Honestly, this is great and all, but that’s not what this is about. The fact that my parents spent their time and money to make our sisters happy, even in a material sense, showed us how much they truly loved us. Growing up in the Holy Land and the Middle East respectively, my parents did not have much. They both grew up mostly dirt poor. My mother always explained to me that she had few toys, and I cannot tell you how many precious Barbie dolls I had in my vast toy collection. The toys, clothes, shoes, electronics, etc. My parents bought it all and they sacrificed so much for indescribable Christmas mornings, and overall, our livelihood. They gave us so much; I do not think I will ever be able to truly repay them back. It would be a pity to take all of it for granted, but you do not ponder the extent of your parent’s love, i.e. the hard work it takes when you are a mere child. You just receive it with no questions asked. Writing this blog post makes me realize how lucky I am, that I have not only been able to experience a microcosm of Christmases in Bethlehem, but I have experienced Christmases that my parents could have only dreamt of indulging in as children themselves. They did not have what my sister and I have. They had almost nothing, but for some reason, seeing the smiles on our faces when we rip open that wrapping paper is all that they need to be happy. I may have begun to gift give to my parents and sister in the past few years as a young adult myself, but my parents always shrug off the gifts. The only gifts they have, the only presents they need, are the beaming faces that my sister and I produce on that lovely holiday of ours. Since they love us so much, that is the only Christmas wish they have ever had for the past twenty years and I am beyond thankful for that.
Celebrating Jesus Christ’s birthday in a town of “sin” may seem strange or impossible, but as my story outlines, it’s not only possible, it’s extraordinary. I may not be able to visit the Church of the Nativity every year around Christmas time, or visit the huge Christmas tree that is put up in Manger Square. I may not even be able to see most of my family, but celebrating Christmas in my hometown of Las Vegas has always proven to be wonderful, and I would not have it any other way in my eyes. I’ve only celebrated Christmas or “Eid milad” in Las Vegas, Nevada, and to be blunt, I think I would prefer to take part in Christmas festivities in the city of sin for the rest of my life. It’s familiar and it’s home. It’s unique and creative and that’s what I love about it. I would not change that for the world.

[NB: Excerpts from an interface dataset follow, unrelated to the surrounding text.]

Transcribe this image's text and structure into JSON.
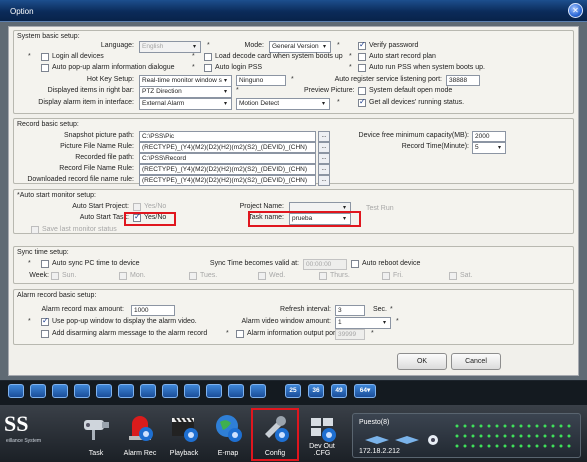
{
  "window": {
    "title": "Option",
    "close": "✕"
  },
  "system": {
    "title": "System basic setup:",
    "language_label": "Language:",
    "language_value": "English",
    "mode_label": "Mode:",
    "mode_value": "General Version",
    "verify_password": "Verify password",
    "login_all": "Login all devices",
    "load_decode": "Load decode card when system boots up",
    "auto_start_plan": "Auto start record plan",
    "auto_popup": "Auto pop-up alarm information dialogue",
    "auto_login_pss": "Auto login PSS",
    "auto_run_pss": "Auto run PSS when system boots up.",
    "hotkey_label": "Hot Key Setup:",
    "hotkey_value": "Real-time monitor window s",
    "hotkey_name": "Ninguno",
    "auto_register_label": "Auto register service listening port:",
    "auto_register_value": "38888",
    "rightbar_label": "Displayed items in right bar:",
    "rightbar_value": "PTZ Direction",
    "preview_label": "Preview Picture:",
    "default_open": "System default open mode",
    "alarm_item_label": "Display alarm item in interface:",
    "alarm_item_value1": "External Alarm",
    "alarm_item_value2": "Motion Detect",
    "get_status": "Get all devices' running status."
  },
  "record": {
    "title": "Record basic setup:",
    "snapshot_label": "Snapshot picture path:",
    "snapshot_value": "C:\\PSS\\Pic",
    "picname_label": "Picture File Name Rule:",
    "picname_value": "(RECTYPE)_(Y4)(M2)(D2)(H2)(m2)(S2)_(DEVID)_(CHN)",
    "recpath_label": "Recorded file path:",
    "recpath_value": "C:\\PSS\\Record",
    "recname_label": "Record File Name Rule:",
    "recname_value": "(RECTYPE)_(Y4)(M2)(D2)(H2)(m2)(S2)_(DEVID)_(CHN)",
    "dlname_label": "Downloaded record file name rule:",
    "dlname_value": "(RECTYPE)_(Y4)(M2)(D2)(H2)(m2)(S2)_(DEVID)_(CHN)",
    "free_cap_label": "Device free minimum capacity(MB):",
    "free_cap_value": "2000",
    "rec_time_label": "Record Time(Minute):",
    "rec_time_value": "5",
    "dots": "..."
  },
  "monitor": {
    "title": "*Auto start monitor setup:",
    "project_label": "Auto Start Project:",
    "project_value": "Yes/No",
    "task_label": "Auto Start Task:",
    "task_value": "Yes/No",
    "project_name_label": "Project Name:",
    "test_run": "Test Run",
    "task_name_label": "Task name:",
    "task_name_value": "prueba",
    "save_last": "Save last monitor status"
  },
  "sync": {
    "title": "Sync time setup:",
    "auto_sync": "Auto sync PC time to device",
    "valid_label": "Sync Time becomes valid at:",
    "valid_value": "00:00:00",
    "auto_reboot": "Auto reboot device",
    "week_label": "Week:",
    "days": [
      "Sun.",
      "Mon.",
      "Tues.",
      "Wed.",
      "Thurs.",
      "Fri.",
      "Sat."
    ]
  },
  "alarm": {
    "title": "Alarm record basic setup:",
    "max_label": "Alarm record max amount:",
    "max_value": "1000",
    "refresh_label": "Refresh interval:",
    "refresh_value": "3",
    "sec": "Sec.",
    "popup_video": "Use pop-up window to display the alarm video.",
    "window_amount_label": "Alarm video window amount:",
    "window_amount_value": "1",
    "disarm": "Add disarming alarm message to the alarm record",
    "output_port": "Alarm information output port:",
    "output_port_value": "39999"
  },
  "buttons": {
    "ok": "OK",
    "cancel": "Cancel"
  },
  "toolbar": {
    "n25": "25",
    "n36": "36",
    "n49": "49",
    "n64": "64▾"
  },
  "logo": {
    "text": "SS",
    "sub": "eillance System"
  },
  "dock": [
    {
      "label": "Task"
    },
    {
      "label": "Alarm Rec"
    },
    {
      "label": "Playback"
    },
    {
      "label": "E-map"
    },
    {
      "label": "Config"
    },
    {
      "label": "Dev Out .CFG"
    }
  ],
  "puesto": {
    "name": "Puesto(8)",
    "ip": "172.18.2.212"
  },
  "colors": {
    "highlight": "#e0161e",
    "title_blue": "#0b2b5a"
  },
  "star": "*"
}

Merry (late) Christmas!
Would you like to share with us about your family’s holiday traditions? Or about your family’s culture or religion in general? Write us a guest letter of your own!